But counsel insists that I am a woman. Gentlemen of the jury, of the atrocious crime I plead guilty. Into this world I have broght five healthy children. By my industry I have supported them them till some are even now stepping from youth and maidenhood into the broader estate of manhood and womanhood. And I repel the covert slur and innuendo that came with the words, “She is a woman,” words intended to depreciate me and my efforts before you in this cause, words none the less obnoxious because spoken under the cloak of a honeyed compliment. In the name of the mothers who nursed you, and of the wives and maidens who look love into your eyes, I resent this hidden appeal to a supposed prejudice of this jury. I resent this ill-concealed slur and covert innuendo that the presence of a woman in a lawsuit contaminates her and that her sex must militate against her client…
Counsel intimates with a curl on his lip that I am called the lady lawyer. I am sorry I cannot return the compliment, but I cannot. I never heard anybody call him any kind of lawyer at all.
And now let us take it all together. I am a woman and I am a lawyer—and what of it? It is not so new or wonderful a thing. I am practicing law in this city; I have offices in one of its largest buildings, and I go daily to and from those offices in my right mind. I am certainly not unknown to the bench and bar of California. And gentlemen, I came into the practice of my profession under the laws of this state, regularly and honestly, and not by the certificate of another state that required no learning to secure, and I have come to stay. I am neither to be bullied out or worn out. I ask no special privileges and expect no favors, but I think it only fair that those who have had better opportunities than I, who have had fewer obstacles to surmount and fewer difficulties to contend with should meet me on even ground, upon the merits of the law and fact without this everlasting and incessant reference to sex—reference that in its very nature is uncalled for and is as unprofessional as it is unmanly…
Counsel thought I was too timid to resent this miserable inference against women in courts of justice. I am descended from the heroic stock Daniel Boone, and never shrunk from contest nor knew a fear. I inherit no drop of craven blood. If I have remained silent when others would have retorted, it is because of my respect for the courts and the halls of justice, which I grieve to see become the arena of personal encounter. But the patience which at first may have been a virtue would become criminal by longer exercise. This controversy was not of my seeking—a long series of abuses has forced it upon me.

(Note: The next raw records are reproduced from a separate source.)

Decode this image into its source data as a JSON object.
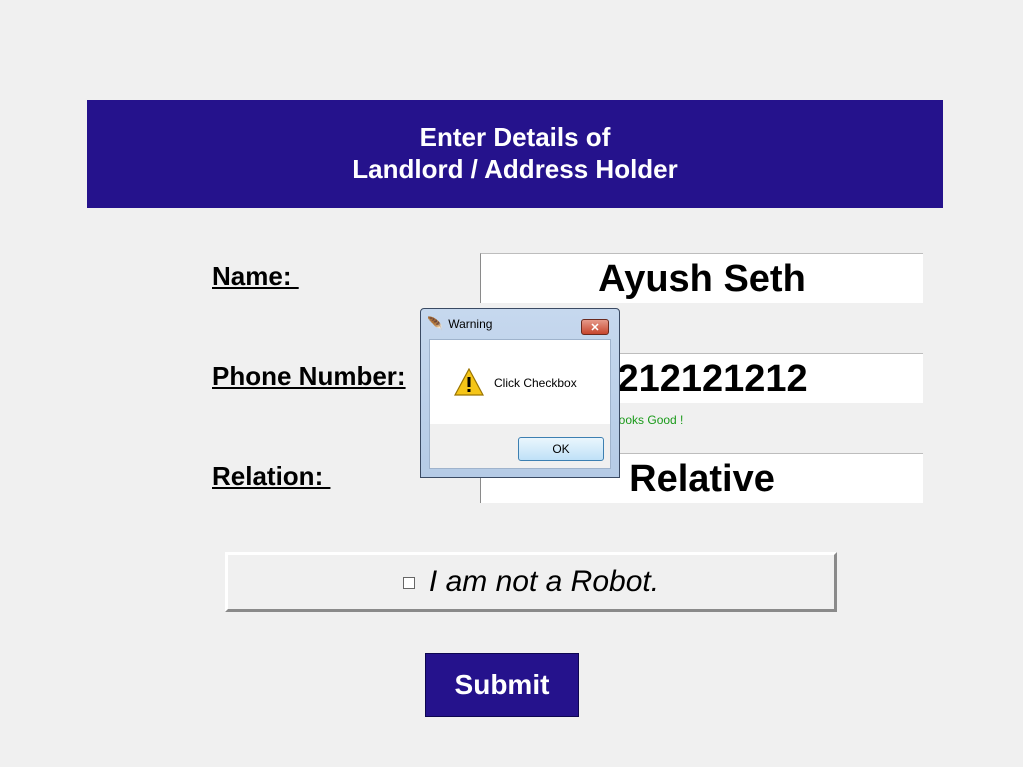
{
  "header": {
    "line1": "Enter Details of",
    "line2": "Landlord / Address Holder"
  },
  "form": {
    "name_label": "Name: ",
    "name_value": "Ayush Seth",
    "phone_label": "Phone Number:",
    "phone_value": "9212121212",
    "phone_status": "Looks Good !",
    "relation_label": "Relation: ",
    "relation_value": "Relative"
  },
  "robot_check": {
    "label": "I am not a Robot.",
    "checked": false
  },
  "submit_label": "Submit",
  "dialog": {
    "title": "Warning",
    "message": "Click Checkbox",
    "ok_label": "OK",
    "icon": "warning-icon",
    "title_icon": "feather-icon"
  },
  "colors": {
    "accent": "#25128c",
    "status_ok": "#1a9a1a"
  }
}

When I so forget the dignity of my profession, when I so trample upon its courtesy, when I so shut my eyes to the honor and respect due this bench as to introduce such irrelevant matter, I hope that I may be barred the profession and banished the country.